    The relationship between the price for which a unit of livestock ...
  3. Keynesian Economics

    Keynesian economics is an economic theory of total spending in ...
  4. Push On A String

    When monetary policy cannot entice consumers into spending more ...
  5. Deficit Spending

    When a government's expenditures exceed its revenues, causing ...
  6. Drought Sale

    When a farmer is forced to sell more animals than in a typical ...
Related Articles
  1. Insights

    Will 'Animal Spirits' Fire Up the U.S. Economy?

    Despite bullish sentiments, economists forecast less than spirited GDP growth ahead
  2. Insights

    Spirit Releases 2016 Traffic Results (SAVE)

    Shares in Spirit are up 50 percent since January 2015. On Jan. 10, the airline released its December and its 2016 operational results.
  3. Insights

    What Causes Bubbles?

    A look at how asset bubbles are formed according to different schools of thought.
  4. Investing

    Lift A Glass to the Whiskey ETF (WSKY)

    The world’s first whiskey ETF paves the way for individual spirits-based funds.
  5. Insights

    Pump Primer: Trump's Pump Blunder Explained

    Trump raises a lot of questions about his tax reform (and know-how) with a reference to Keynes. Isn't this supposed to be a supply-side thing?
  6. Insights
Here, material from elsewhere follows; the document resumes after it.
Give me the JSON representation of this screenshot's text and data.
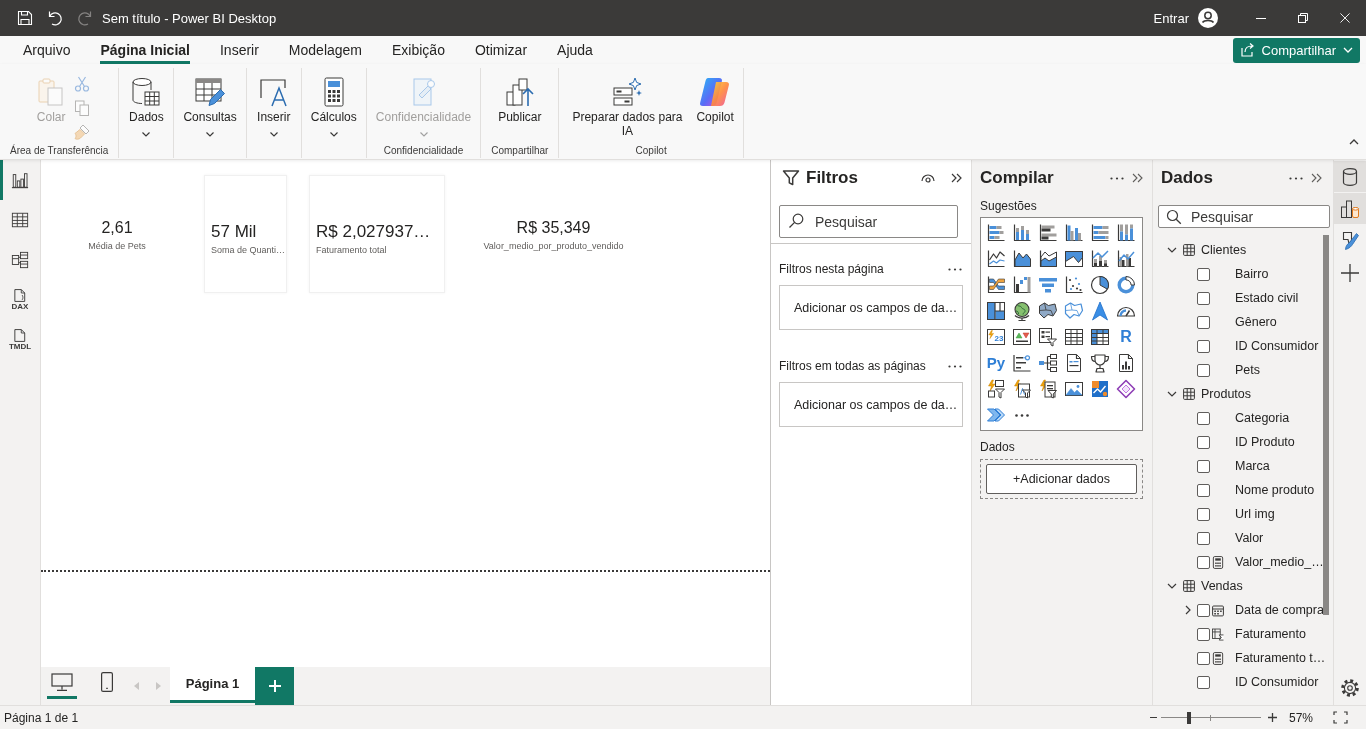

    Seven Decades Later: John Maynard Keynes' Most Influential Quotes

    It's been 71 years since the influential economist died, here are some of his most influential quotes.
  7. Investing

    Sipping The Good Stuff

    Scotch Whisky is one of the fastest growing products in the liquor business. Learn which companies are cashing in.
  8. Investing

    Explaining the Liquidity Preference Theory

    According to the liquidity preference theory, investors demand interest in return for sacrificing their liquidity.
  1. How did John Maynard Keynes influence business cycle theory?

    Read about the impact of John Maynard Keynes on business cycle theory and the development of macroeconomics to study aggregate ... Read Answer >>
  2. What is demand-side economics?

    Learn the basic theory of demand-side economics, which emphasizes the importance of aggregate demand and supports government ... Read Answer >>
  3. How does behavioral economics treat risk aversion?

    Learn about the relationship between decision-making and risk, as described by one of the foundational theories in behavioral ... Read Answer >>
  4. How Can Inflation Be Good for the Economy?

    Find out why some economists and public policy makers believe that inflation is a good, or even necessary, phenomenon to ... Read Answer >>
  5. What are "booms" and "busts" in the business cycle?

    Find out what "boom" and "bust" mean in the business cycle. Read about a few different theories among economists about what ... Read Answer >>
Hot Definitions
  1. Standard Deviation

    A measure of the dispersion of a set of data from its mean, calculated as the square root of the variance. The more spread ...
  2. Entrepreneur

    An entrepreneur is an individual who founds and runs a small business and assumes all the risk and reward of the venture.
  3. Money Market

    The money market is a segment of the financial market in which financial instruments with high liquidity and very short maturities ...
  4. Perfect Competition

    Pure or perfect competition is a theoretical market structure in which a number of criteria such as perfect information and ...
  5. Compound Interest

    Compound Interest is interest calculated on the initial principal and also on the accumulated interest of previous periods ...
  6. Income Statement

    A financial statement that measures a company's financial performance over a specific accounting period. Financial performance ...
Trading Center